══ Data shown
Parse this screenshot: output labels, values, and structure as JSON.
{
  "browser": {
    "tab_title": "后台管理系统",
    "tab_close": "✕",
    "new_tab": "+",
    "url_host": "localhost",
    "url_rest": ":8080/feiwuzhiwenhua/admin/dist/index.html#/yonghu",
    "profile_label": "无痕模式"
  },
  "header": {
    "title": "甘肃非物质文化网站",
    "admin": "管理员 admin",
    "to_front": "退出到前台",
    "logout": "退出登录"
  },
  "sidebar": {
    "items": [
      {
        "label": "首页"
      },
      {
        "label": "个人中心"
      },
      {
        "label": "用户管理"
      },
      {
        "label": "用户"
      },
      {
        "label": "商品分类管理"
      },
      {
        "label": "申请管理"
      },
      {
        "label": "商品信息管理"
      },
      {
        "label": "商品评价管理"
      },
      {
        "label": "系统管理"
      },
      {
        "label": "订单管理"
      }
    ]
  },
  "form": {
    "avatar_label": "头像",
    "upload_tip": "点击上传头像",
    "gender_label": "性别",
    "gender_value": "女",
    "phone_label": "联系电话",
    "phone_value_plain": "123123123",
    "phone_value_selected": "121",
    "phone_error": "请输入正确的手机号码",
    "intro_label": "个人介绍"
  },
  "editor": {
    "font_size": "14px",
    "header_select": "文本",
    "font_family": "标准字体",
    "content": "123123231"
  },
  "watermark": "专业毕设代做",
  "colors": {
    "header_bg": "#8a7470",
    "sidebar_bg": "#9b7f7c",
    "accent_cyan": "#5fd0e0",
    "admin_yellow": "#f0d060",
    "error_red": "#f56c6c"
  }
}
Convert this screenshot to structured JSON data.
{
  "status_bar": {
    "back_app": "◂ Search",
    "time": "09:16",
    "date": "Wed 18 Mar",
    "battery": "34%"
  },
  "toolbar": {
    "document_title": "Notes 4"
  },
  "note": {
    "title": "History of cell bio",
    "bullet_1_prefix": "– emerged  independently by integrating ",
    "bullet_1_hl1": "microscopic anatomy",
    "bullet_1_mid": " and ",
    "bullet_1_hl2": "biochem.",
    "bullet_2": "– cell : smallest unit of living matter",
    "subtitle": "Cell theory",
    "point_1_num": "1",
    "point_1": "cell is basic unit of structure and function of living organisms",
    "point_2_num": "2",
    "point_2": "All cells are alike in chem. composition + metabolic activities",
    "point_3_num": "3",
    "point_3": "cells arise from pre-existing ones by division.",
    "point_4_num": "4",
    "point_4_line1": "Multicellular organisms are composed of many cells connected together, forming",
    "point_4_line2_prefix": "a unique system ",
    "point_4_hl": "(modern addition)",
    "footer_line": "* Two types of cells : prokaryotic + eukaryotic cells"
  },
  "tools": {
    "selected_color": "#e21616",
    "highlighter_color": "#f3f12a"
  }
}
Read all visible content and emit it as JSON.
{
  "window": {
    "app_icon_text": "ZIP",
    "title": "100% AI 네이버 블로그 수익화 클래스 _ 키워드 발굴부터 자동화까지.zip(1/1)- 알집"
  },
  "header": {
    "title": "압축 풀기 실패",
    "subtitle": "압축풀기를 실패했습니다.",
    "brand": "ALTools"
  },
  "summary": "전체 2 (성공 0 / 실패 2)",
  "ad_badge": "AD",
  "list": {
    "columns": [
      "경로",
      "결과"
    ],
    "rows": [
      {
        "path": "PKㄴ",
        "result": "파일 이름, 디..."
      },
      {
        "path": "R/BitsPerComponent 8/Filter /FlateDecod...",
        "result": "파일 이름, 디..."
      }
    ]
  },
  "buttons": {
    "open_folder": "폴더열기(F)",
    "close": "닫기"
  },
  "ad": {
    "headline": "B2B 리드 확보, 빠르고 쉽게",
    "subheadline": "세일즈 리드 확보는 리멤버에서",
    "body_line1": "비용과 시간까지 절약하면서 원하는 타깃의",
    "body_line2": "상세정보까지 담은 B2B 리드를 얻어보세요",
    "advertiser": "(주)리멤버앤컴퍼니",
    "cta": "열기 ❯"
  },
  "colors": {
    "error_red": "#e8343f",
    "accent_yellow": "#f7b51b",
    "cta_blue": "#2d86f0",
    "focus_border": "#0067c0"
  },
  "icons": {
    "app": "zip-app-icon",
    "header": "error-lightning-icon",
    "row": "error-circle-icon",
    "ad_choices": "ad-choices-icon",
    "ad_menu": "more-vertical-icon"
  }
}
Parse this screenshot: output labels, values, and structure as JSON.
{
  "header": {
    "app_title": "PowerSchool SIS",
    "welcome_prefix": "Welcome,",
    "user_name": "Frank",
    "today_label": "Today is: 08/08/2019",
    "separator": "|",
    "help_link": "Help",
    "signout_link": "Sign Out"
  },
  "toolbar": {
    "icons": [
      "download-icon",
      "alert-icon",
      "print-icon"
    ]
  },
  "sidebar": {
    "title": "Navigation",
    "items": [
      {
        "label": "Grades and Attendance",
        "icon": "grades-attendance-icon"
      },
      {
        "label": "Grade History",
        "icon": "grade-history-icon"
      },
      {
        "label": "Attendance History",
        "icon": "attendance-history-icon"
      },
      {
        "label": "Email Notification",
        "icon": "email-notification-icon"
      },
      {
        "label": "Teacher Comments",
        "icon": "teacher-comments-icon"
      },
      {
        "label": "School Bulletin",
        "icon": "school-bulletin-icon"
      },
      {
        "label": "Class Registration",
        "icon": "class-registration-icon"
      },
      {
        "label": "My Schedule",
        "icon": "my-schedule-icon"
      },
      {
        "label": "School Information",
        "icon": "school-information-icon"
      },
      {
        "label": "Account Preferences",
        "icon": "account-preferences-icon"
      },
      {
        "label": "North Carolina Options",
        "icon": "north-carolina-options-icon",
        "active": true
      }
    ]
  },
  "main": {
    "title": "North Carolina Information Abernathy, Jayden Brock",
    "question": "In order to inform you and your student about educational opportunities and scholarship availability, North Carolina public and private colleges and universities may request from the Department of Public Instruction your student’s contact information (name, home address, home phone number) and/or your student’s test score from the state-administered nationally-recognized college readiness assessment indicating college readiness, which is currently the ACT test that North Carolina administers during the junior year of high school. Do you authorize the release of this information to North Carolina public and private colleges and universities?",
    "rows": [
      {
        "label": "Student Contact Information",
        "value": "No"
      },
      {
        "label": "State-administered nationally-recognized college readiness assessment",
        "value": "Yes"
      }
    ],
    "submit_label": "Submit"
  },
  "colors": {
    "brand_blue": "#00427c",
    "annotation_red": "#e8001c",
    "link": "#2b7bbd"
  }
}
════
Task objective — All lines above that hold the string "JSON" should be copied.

Task result —
Parse this screenshot: output labels, values, and structure as JSON.
Convert this screenshot to structured JSON data.
Read all visible content and emit it as JSON.
Parse this screenshot: output labels, values, and structure as JSON.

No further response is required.